James and Scherry Moore know what it’s like to be homeless. Evicted from their Oxnard apartment, they spent four years living in an 18-foot camper, seeking refuge in state parks and struggling to feed their three children from on-again, off-again work in Ventura oil fields.
Without the Social Security checks their 8-year-old son received in 1986 after undergoing complicated heart surgery, there would have been no way for the family to finally leave their camper and return to apartment life.
The old De Anza Hotel on Ventura Avenue turned out to be far from luxury quarters and today, at $550 for a one-bedroom apartment, not all that inexpensive. But it represented stability for the Moores, who soon learned that Scherry was suffering from cancer.

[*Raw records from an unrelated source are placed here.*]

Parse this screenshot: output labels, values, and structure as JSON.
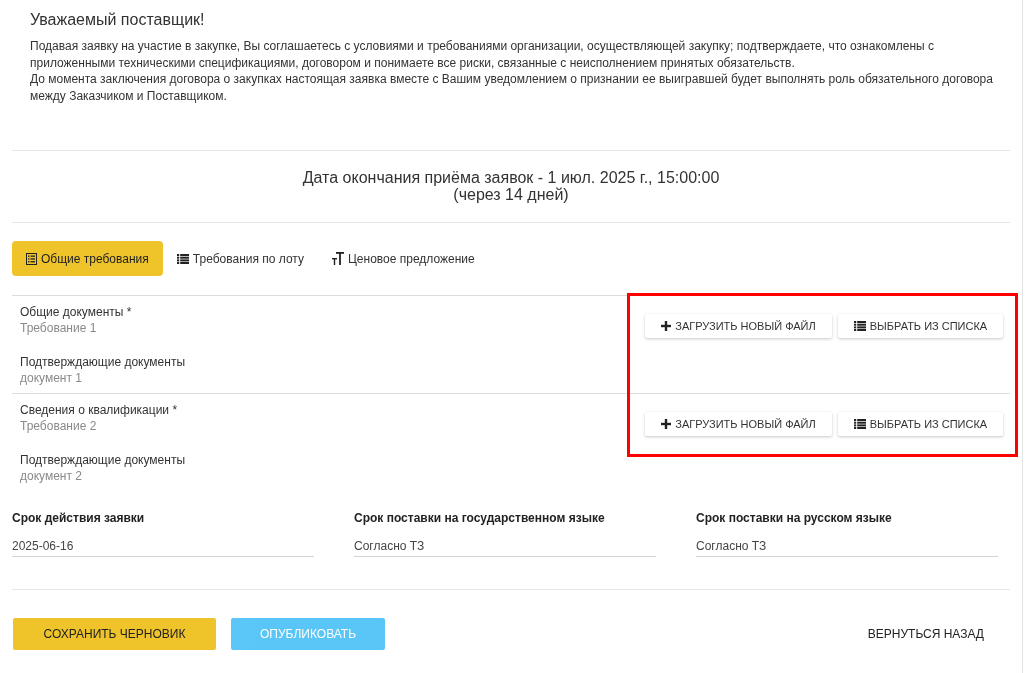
{
  "notice": {
    "title": "Уважаемый поставщик!",
    "paragraphs": [
      "Подавая заявку на участие в закупке, Вы соглашаетесь с условиями и требованиями организации, осуществляющей закупку; подтверждаете, что ознакомлены с приложенными техническими спецификациями, договором и понимаете все риски, связанные с неисполнением принятых обязательств.",
      "До момента заключения договора о закупках настоящая заявка вместе с Вашим уведомлением о признании ее выигравшей будет выполнять роль обязательного договора между Заказчиком и Поставщиком."
    ]
  },
  "deadline": {
    "text": "Дата окончания приёма заявок - 1 июл. 2025 г., 15:00:00",
    "remaining": "(через 14 дней)"
  },
  "tabs": [
    {
      "kind": "general",
      "label": "Общие требования",
      "selected": true
    },
    {
      "kind": "lot",
      "label": "Требования по лоту",
      "selected": false
    },
    {
      "kind": "price",
      "label": "Ценовое предложение",
      "selected": false
    }
  ],
  "requirements": [
    {
      "title": "Общие документы *",
      "subtitle": "Требование 1",
      "documents_label": "Подтверждающие документы",
      "document": "документ 1",
      "actions": [
        {
          "kind": "upload",
          "label": "ЗАГРУЗИТЬ НОВЫЙ ФАЙЛ"
        },
        {
          "kind": "choose",
          "label": "ВЫБРАТЬ ИЗ СПИСКА"
        }
      ]
    },
    {
      "title": "Сведения о квалификации *",
      "subtitle": "Требование 2",
      "documents_label": "Подтверждающие документы",
      "document": "документ 2",
      "actions": [
        {
          "kind": "upload",
          "label": "ЗАГРУЗИТЬ НОВЫЙ ФАЙЛ"
        },
        {
          "kind": "choose",
          "label": "ВЫБРАТЬ ИЗ СПИСКА"
        }
      ]
    }
  ],
  "annotation": {
    "kind": "frame"
  },
  "fields": [
    {
      "label": "Срок действия заявки",
      "value": "2025-06-16"
    },
    {
      "label": "Срок поставки на государственном языке",
      "value": "Согласно ТЗ"
    },
    {
      "label": "Срок поставки на русском языке",
      "value": "Согласно ТЗ"
    }
  ],
  "buttons": [
    {
      "kind": "save",
      "label": "СОХРАНИТЬ ЧЕРНОВИК",
      "disabled": false
    },
    {
      "kind": "publish",
      "label": "ОПУБЛИКОВАТЬ",
      "disabled": true
    },
    {
      "kind": "back",
      "label": "ВЕРНУТЬСЯ НАЗАД",
      "disabled": false
    }
  ]
}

That’s why this hard-luck family cannot understand why anyone would want to force them from their refuge to convert the building into a shelter for the homeless. Even though they and the other low-income residents of the De Anza’s 14 units have been told that they will be compensated, the idea strikes Scherry Moore as painfully ironic.
“I finally got my house and my home and my life as I want it,” she said, sitting in a living room decorated with Easter bunnies, inspirational sayings and a rifle propped in the corner. “Now they’re kicking us out to make room for the homeless? That’s a dirty deal.”
But for two nonprofit agencies, each with more than a decade of serving Ventura County’s poor, it is an ambitious plan that will ultimately benefit people such as the Moores.
Project Understanding and Cabrillo Economic Development Corp. have launched efforts to raise $1.7 million to buy the hotel and use it to shelter the growing number of families joining the ranks of the county’s estimated 2,000 homeless people.
The project--which faces daunting economic hurdles, public hearings and scrutiny from city officials before it can be approved--envisions the top two floors of the three-story building divided into 21 rooms with a total of 84 beds. The first floor would become a center for social service agencies.
Present residents would receive about $4,800 in relocation compensation per apartment, which leaders of the two agencies say would probably be sufficient to land them in at least equal, if not much improved, living conditions.
Tide of Gentrification
And in the process, both Project Understanding and Cabrillo hope that the shelter will help slow the tide of gentrification that is sweeping the Ventura Avenue area. Any other buyer of the building, they say, would probably raise rents and drive out most residents anyway.
“Even though it’s unfortunate that we have to displace a few families, in the long run it will be a benefit to the avenue as a whole,” said Rodney Fernandez, executive director of Cabrillo, which has built several housing projects for low-income farm workers. “We’re trying to make a statement with this project.”
The project’s fate, however, could depend almost entirely on how the Ventura City Council chooses to divvy up $238,000 in funds that have been earmarked to help the homeless.
The De Anza shelter is one of four proposals being considered by city officials. Without a large chunk of the money, it would be nearly impossible to get the state and federal funds necessary to buy the $855,000 building and to pay for the extensive earthquake-proofing it requires, Fernandez said.
But Councilman Don Villeneuve, a member of the city’s affordable housing subcommittee, which is preparing to make a recommendation on spending the money, said it was unrealistic for Project Understanding or Cabrillo to expect a hefty grant.
‘Other Good Proposals’
“There’s so many ifs and uncertainties about their project that I don’t see any way the city is going to kick in the whole $238,000 on the outside possibility they can pull this together,” he said. “There’s other good proposals out there too.”
Even though the shelter has yet to be funded, residents have found little solace.
“We’re already overrun with transients now, and they want to bring in more?” said Lady Blue, owner of the Ventura Tattoo Studio, one of four commercial spaces that would have to be relocated from the first floor of the building.
“I don’t think it’s fair. I have a good clientele, not your typical tattoo shop trash. We’re all here trying very hard to lead respectable lives,” she said.
Andy Pompa, who has run his Imperial Upholstery shop in the building for 18 years, agreed. “This building is going to be a white elephant,” he said. “It’s foolish.”
Although leaders of the two agencies conceded that it would be preferable to construct such a project without displacing anybody, they said the high cost of real estate and strict zoning requirements left them with few options.
“We realize these are real people and they have real concerns,” said Thomas G. Buford, an attorney representing Cabrillo. “But you’re never going to find a site where no one is inconvenienced and no one objects in this day and age.”